“What you demonstrate is leadership is partnership,” Macron said of Biden.
During Trump’s term, Macron tried to find common ground but often bristled at Trump’s nativist rhetoric.
Macron, who has worked to portray France as a more prominent power in recent years, also used the rise of Trumpism to make the case for greater global European leadership.
He complained in November 2019 that a lack of U.S. leadership was causing the “brain death” of NATO, insisting in an interview with the Economist that the European Union must step up and start acting as a strategic world power. Biden, in his remarks, seemed to acknowledge Macron’s concerns, noting that Western Europe was providing “backbone and the support for NATO.”
During the summit, Biden also met with Italian Prime Minister Mario Draghi, Japanese Prime Minister Yoshihide Suga and President Cyril Ramaphosa of South Africa.
At the news conference, Biden briefly confused Syria and Libya when he described the importance of providing humanitarian aid to countries torn apart by civil war. It was among a handful of verbal stumbles the president made.
Biden then traveled to Windsor Castle for a private audience with the queen — becoming the 13th president to have met with the 95-year-old monarch.
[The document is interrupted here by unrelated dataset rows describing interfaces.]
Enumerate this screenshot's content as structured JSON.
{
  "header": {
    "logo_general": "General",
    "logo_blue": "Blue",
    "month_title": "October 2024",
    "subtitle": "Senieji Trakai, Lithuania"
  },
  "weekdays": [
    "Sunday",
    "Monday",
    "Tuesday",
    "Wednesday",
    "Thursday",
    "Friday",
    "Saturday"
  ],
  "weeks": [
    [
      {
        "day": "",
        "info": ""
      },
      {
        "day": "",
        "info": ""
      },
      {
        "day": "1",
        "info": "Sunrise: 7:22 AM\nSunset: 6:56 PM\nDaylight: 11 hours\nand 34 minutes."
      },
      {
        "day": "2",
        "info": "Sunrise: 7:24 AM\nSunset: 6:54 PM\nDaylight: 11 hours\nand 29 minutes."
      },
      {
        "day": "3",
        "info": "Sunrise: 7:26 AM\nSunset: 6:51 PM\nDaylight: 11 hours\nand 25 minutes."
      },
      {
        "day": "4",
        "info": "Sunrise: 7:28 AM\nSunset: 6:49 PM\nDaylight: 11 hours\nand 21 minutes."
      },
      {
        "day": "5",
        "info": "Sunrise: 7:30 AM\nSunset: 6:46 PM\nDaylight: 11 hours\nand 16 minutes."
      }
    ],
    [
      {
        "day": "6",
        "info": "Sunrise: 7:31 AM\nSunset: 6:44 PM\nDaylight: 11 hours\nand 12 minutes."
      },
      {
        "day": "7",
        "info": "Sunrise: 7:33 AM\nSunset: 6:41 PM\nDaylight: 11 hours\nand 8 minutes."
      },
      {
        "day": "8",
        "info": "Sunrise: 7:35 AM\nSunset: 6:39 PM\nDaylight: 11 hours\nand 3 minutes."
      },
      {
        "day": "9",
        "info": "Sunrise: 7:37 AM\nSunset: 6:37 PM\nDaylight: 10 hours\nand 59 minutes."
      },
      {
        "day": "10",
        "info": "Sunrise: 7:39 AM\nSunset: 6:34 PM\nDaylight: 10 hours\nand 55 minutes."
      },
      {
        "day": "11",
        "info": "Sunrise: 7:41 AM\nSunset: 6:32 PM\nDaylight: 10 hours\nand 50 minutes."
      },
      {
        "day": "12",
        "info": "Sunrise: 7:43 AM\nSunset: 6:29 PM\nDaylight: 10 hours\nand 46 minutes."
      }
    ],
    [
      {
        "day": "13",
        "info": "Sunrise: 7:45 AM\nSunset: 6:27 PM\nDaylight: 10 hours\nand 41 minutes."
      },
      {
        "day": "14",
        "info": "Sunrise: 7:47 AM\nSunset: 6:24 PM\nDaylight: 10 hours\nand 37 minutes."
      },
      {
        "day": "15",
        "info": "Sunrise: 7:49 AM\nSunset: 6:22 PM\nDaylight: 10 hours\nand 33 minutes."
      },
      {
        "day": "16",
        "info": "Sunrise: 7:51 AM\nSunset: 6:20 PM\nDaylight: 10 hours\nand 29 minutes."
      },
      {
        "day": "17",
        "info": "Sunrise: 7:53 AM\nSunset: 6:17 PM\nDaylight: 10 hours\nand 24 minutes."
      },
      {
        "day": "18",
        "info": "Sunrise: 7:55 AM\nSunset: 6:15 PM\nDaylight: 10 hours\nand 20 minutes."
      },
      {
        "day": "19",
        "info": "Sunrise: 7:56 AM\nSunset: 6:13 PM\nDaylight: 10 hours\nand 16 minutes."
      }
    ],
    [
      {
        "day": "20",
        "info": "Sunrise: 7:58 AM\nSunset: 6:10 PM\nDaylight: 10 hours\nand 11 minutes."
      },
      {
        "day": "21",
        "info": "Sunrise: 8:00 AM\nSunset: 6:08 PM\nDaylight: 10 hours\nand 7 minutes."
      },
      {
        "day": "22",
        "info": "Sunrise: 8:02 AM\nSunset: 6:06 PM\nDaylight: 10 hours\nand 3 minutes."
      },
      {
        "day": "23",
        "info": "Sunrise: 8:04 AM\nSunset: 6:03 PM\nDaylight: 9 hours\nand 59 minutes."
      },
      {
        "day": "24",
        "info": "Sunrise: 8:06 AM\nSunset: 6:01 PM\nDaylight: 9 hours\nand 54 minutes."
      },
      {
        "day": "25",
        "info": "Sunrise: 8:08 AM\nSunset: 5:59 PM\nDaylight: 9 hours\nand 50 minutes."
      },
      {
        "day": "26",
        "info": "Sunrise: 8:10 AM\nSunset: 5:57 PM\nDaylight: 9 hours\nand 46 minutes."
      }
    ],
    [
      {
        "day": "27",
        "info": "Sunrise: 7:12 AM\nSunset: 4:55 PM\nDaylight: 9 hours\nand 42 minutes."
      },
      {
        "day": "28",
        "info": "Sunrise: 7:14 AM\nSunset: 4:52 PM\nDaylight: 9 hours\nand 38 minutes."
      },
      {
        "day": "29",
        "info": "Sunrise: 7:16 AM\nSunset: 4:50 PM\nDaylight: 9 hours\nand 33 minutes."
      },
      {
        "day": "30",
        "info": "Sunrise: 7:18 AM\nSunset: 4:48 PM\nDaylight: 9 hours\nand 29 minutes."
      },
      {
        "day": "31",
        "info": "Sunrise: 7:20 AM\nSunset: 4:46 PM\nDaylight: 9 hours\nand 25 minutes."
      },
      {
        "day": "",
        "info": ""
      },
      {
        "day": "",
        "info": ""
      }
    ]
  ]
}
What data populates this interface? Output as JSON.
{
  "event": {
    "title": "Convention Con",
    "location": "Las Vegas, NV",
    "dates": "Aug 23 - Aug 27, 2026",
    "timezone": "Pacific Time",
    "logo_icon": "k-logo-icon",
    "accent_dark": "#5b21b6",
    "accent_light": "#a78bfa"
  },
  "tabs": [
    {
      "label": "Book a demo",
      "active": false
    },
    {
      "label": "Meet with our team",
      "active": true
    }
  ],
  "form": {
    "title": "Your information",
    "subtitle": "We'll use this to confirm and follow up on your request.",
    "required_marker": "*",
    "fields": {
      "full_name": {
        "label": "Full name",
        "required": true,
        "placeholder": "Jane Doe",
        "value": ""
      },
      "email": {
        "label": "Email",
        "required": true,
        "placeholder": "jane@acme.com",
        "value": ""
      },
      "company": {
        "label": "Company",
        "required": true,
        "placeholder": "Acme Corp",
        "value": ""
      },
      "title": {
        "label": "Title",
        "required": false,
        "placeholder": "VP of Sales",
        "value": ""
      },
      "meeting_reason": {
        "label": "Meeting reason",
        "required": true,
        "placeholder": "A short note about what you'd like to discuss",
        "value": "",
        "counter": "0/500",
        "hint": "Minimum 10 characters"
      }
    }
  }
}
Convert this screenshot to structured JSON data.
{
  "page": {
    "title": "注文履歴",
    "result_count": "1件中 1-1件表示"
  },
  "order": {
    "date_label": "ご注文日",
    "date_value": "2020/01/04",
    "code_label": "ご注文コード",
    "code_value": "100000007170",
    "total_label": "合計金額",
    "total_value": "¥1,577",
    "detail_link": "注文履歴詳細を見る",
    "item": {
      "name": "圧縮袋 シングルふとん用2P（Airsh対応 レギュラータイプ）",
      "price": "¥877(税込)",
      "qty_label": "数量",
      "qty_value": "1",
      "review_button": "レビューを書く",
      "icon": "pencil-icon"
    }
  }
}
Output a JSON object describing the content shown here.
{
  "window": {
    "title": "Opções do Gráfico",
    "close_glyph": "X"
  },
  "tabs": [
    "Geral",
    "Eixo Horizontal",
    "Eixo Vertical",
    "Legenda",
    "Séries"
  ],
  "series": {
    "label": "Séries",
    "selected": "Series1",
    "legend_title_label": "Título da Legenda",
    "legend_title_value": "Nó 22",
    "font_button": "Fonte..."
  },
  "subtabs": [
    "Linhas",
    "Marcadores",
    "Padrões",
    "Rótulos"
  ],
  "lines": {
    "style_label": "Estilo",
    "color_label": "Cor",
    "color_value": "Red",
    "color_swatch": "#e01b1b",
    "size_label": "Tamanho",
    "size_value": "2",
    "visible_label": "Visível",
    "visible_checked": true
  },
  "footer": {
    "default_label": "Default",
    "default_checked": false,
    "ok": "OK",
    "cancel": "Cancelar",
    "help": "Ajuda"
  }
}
Biden greeted the queen on a dais in the castle courtyard and reviewed an assembled ceremonial guard before he and first lady Jill Biden joined her for tea.
He said in a brief exchange with reporters that the queen asked him about Chinese President Xi Jinping and Putin during their meeting. The president described her as “very gracious” and invited her to visit the White House.
“I don’t think she’ll be insulted, but she reminded me of my mother,” Biden said.